NWMO leaders have been visiting local municipal Councils in Huron-Kinloss and South Bruce to provide an update on the site selection process.

Vice-President of NWMO Site Selection, Mahrez Ben Belfadhel, explained that the company plans to work with communities and individuals toward partnership agreements to advance the site selection process for a potential repository.

“We will be working with landowners inorder to access land that will allow us to complete important studies in the area.  The work could include environmental monitoring, borehole drilling and other site work such as indigenous cultural verification..”

NWMO is asking that landowners consider signing option agreements with the NWMO to allow site investigation and, if a site is potentially selected, to allow NWMO to purchase it.

NWMO is looking to access approximately 1,500 acres (600 hectares) from one or several landowners in the area.  This would allow the space required for a repository but approximately only 250 acres would be used for surface facilities.

“The land access process is not an indication that the NWMO has selected the site,” added Belfadhel, “It’s simply about working with landowners, municipalities, Indigenous communities and others inthe area to determine we can identify and assemble an appropriate site that can be considered and be a foundation for a partnership agreement in the future.  Option agreements with landowners will allow NWMO to gather sufficient lands to complete studies.

If requested by a landowner, NWMO will also consider immediate purchase on case-by-case basis.

Huron-Kinloss and South Bruce are not the only areas where the NWMO is working to access land and conduct site investigations.  Similar work is also underway in the northern areas of Igance, Hornepayne and Manitouwadge.  Land access in the northern communities is different however, as it is Crown land.

NWMO points out that it continues to engage the Saugeen Ojibway Nation (SON), other Indigenous communities and local municipalities, but the land access process is not an indication that they have provided support for the process or the siting of a repository.
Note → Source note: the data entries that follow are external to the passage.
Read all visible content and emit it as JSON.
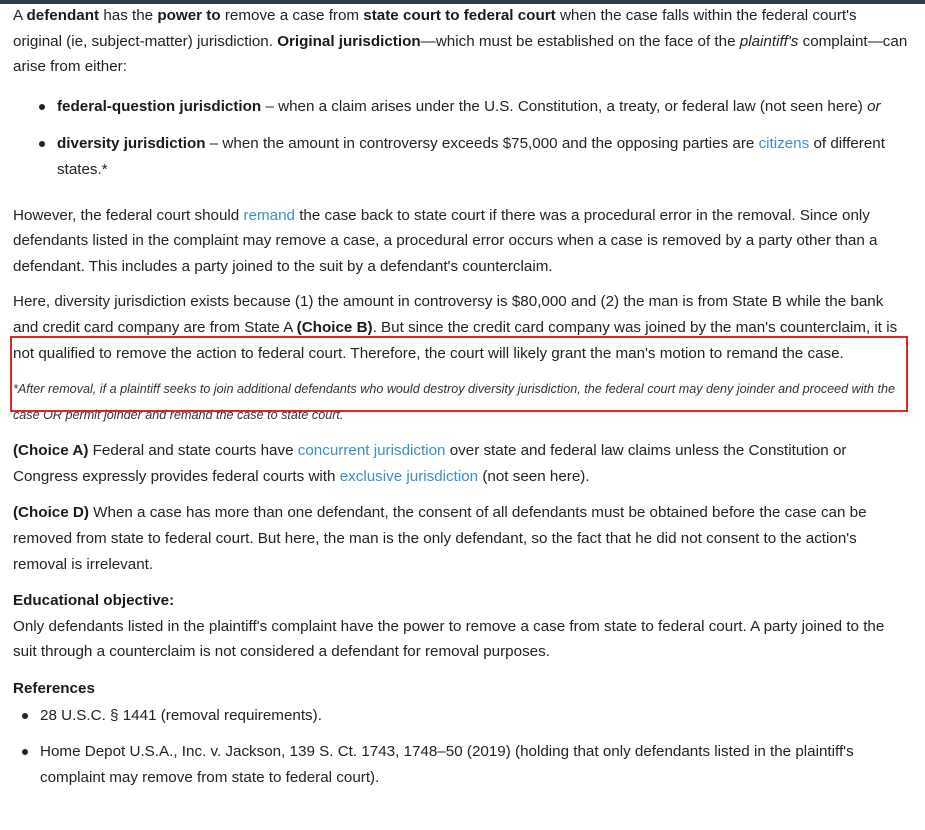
{
  "intro": {
    "t1": "A ",
    "b1": "defendant",
    "t2": " has the ",
    "b2": "power to",
    "t3": " remove a case from ",
    "b3": "state court to federal court",
    "t4": " when the case falls within the federal court's original (ie, subject-matter) jurisdiction.  ",
    "b4": "Original jurisdiction",
    "t5": "—which must be established on the face of the ",
    "i1": "plaintiff's",
    "t6": " complaint—can arise from either:"
  },
  "bullets": [
    {
      "bold": "federal-question jurisdiction",
      "text": " – when a claim arises under the U.S. Constitution, a treaty, or federal law (not seen here) ",
      "italic": "or"
    },
    {
      "bold": "diversity jurisdiction",
      "text": " – when the amount in controversy exceeds $75,000 and the opposing parties are ",
      "link": "citizens",
      "tail": " of different states.*"
    }
  ],
  "para_remand": {
    "t1": "However, the federal court should ",
    "link": "remand",
    "t2": " the case back to state court if there was a procedural error in the removal.  Since only defendants listed in the complaint may remove a case, a procedural error occurs when a case is removed by a party other than a defendant.  This includes a party joined to the suit by a defendant's counterclaim."
  },
  "para_here": {
    "t1": "Here, diversity jurisdiction exists because (1) the amount in controversy is $80,000 and (2) the man is from State B while the bank and credit card company are from State A ",
    "b1": "(Choice B)",
    "t2": ".  But since the credit card company was joined by the man's counterclaim, it is not qualified to remove the action to federal court.  Therefore, the court will likely grant the man's motion to remand the case."
  },
  "footnote": "*After removal, if a plaintiff seeks to join additional defendants who would destroy diversity jurisdiction, the federal court may deny joinder and proceed with the case OR permit joinder and remand the case to state court.",
  "choice_a": {
    "label": "(Choice A)",
    "t1": "  Federal and state courts have ",
    "link1": "concurrent jurisdiction",
    "t2": " over state and federal law claims unless the Constitution or Congress expressly provides federal courts with ",
    "link2": "exclusive jurisdiction",
    "t3": " (not seen here)."
  },
  "choice_d": {
    "label": "(Choice D)",
    "t1": "  When a case has more than one defendant, the consent of all defendants must be obtained before the case can be removed from state to federal court.  But here, the man is the only defendant, so the fact that he did not consent to the action's removal is irrelevant."
  },
  "objective": {
    "heading": "Educational objective:",
    "text": "Only defendants listed in the plaintiff's complaint have the power to remove a case from state to federal court.  A party joined to the suit through a counterclaim is not considered a defendant for removal purposes."
  },
  "references": {
    "heading": "References",
    "items": [
      "28 U.S.C. § 1441 (removal requirements).",
      "Home Depot U.S.A., Inc. v. Jackson, 139 S. Ct. 1743, 1748–50 (2019) (holding that only defendants listed in the plaintiff's complaint may remove from state to federal court)."
    ]
  }
}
Canada’s plan will only be implemented with the involvement of municipalities, First Nation and Métis communities and others in the area.
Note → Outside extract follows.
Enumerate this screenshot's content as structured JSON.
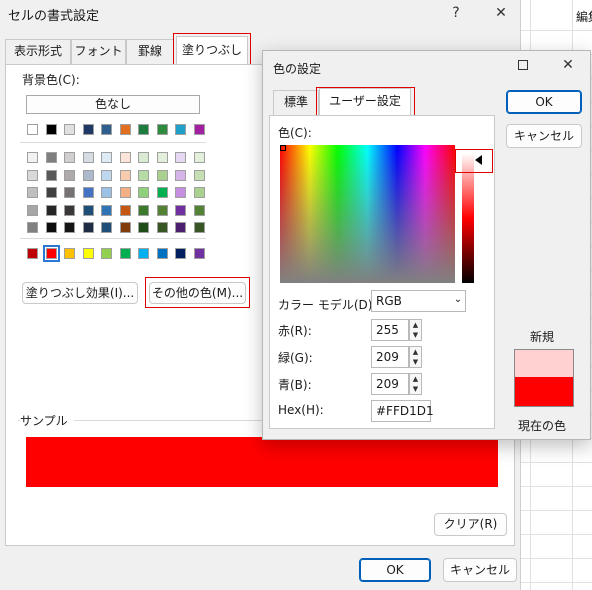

Several more years of work are required before a single preferred site can be identified.  For more information, visit: https://www.nwmo.ca/en/Site-selection/Study-Areas